As a courtesy to our real estate clients, there are links to applications for filing Homestead Exemptions in
Harris and surrounding counties below. The deadline to file is April 30, 2021, for homeowners who purchased their homes on or before December 31, 2020.
How to File an Application for Homestead Exemption
1. Obtain application form(s) at the local appraisal district office
(or download them from your county site above).
2. Return the form(s) to the appraisal district office after Jan. 1st,
but no later than April 30 and include other information as
indicated on the application form.
3. Provide all the information and documentation requested.
For example, if a property owner is claiming an age 65 or older or
disabled exemption, he or she may need to show proof of age or disability.
Remember that making false statements on the exemption
application is a criminal offense.
4. If the chief appraiser mails a written request for more information,
the property owner has 30 days from the postmark date to reply.
5. The chief appraiser must notify a property owner in writing within five days
if he or she denies or modifies an exemption.
This notice must explain how the property owner can protest m\before the ARB.
Additional notice requirements exist before a chief appraiser can cancel
an exemption for an owner who is age 65 or older.
Residence Homestead Exemption - Texas Comptroller
To qualify for residence homestead exemptions, the property owner generally
must own and occupy the home as his or her principal residence on January 1st.
Typically, the exemption is applicable as of January 1 of the tax year in which it is approved.
The residence itself can be a house, a condominium, or a manufactured home, as long as the property
owner owns the improvement. A residence homestead generally includes the land as well, not to exceed 20 acres, so long as the owner
of the residence holds an ownership interest in the land upon which it sits. Generally, a property owner may not
receive a residence homestead exemption for more than one property in the same year.
If a property owner temporarily moves away, he or she can still receive an exemption as long he or she intends to return
and does not establish another principal residence. Temporarily generally means an absence of less than two years.

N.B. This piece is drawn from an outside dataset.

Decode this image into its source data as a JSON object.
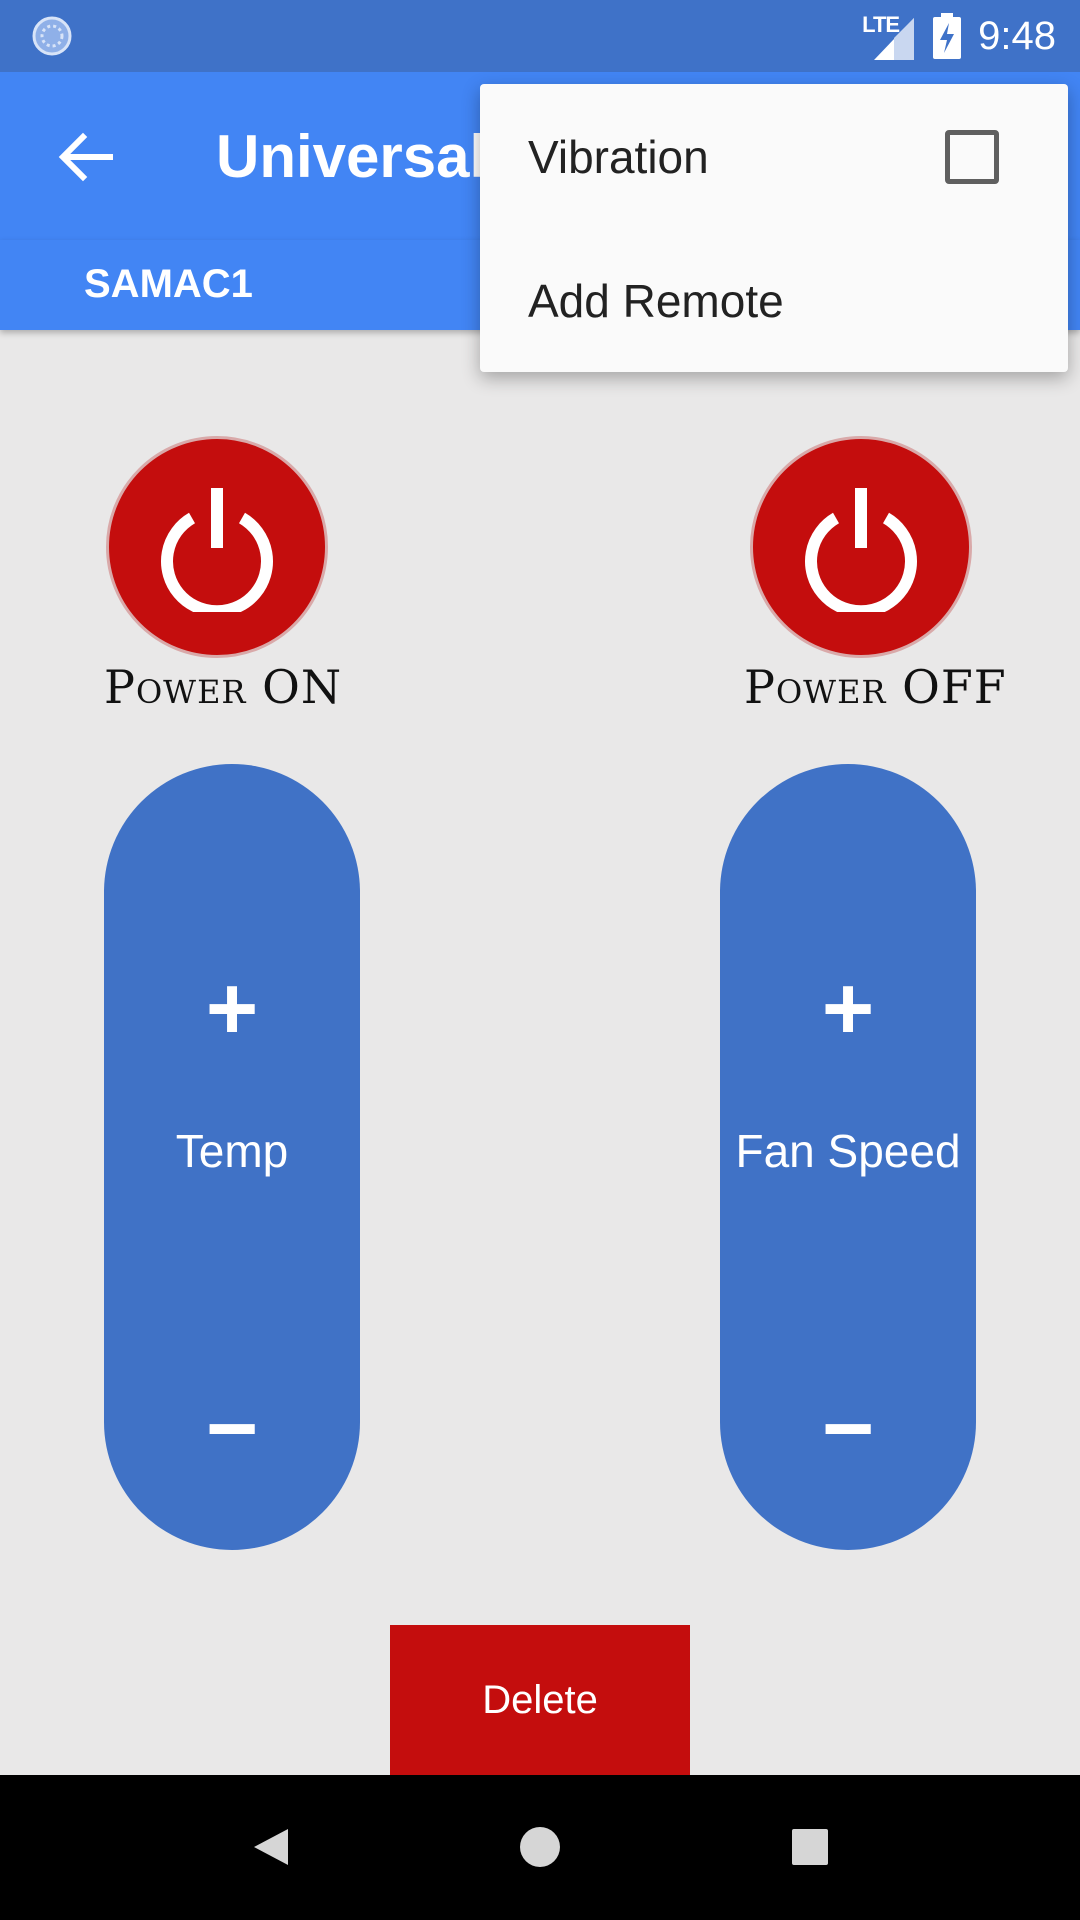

An absence for military service inside or outside the U.S. or a stay in a facility providing services related to health, infirmity, or aging might be longer.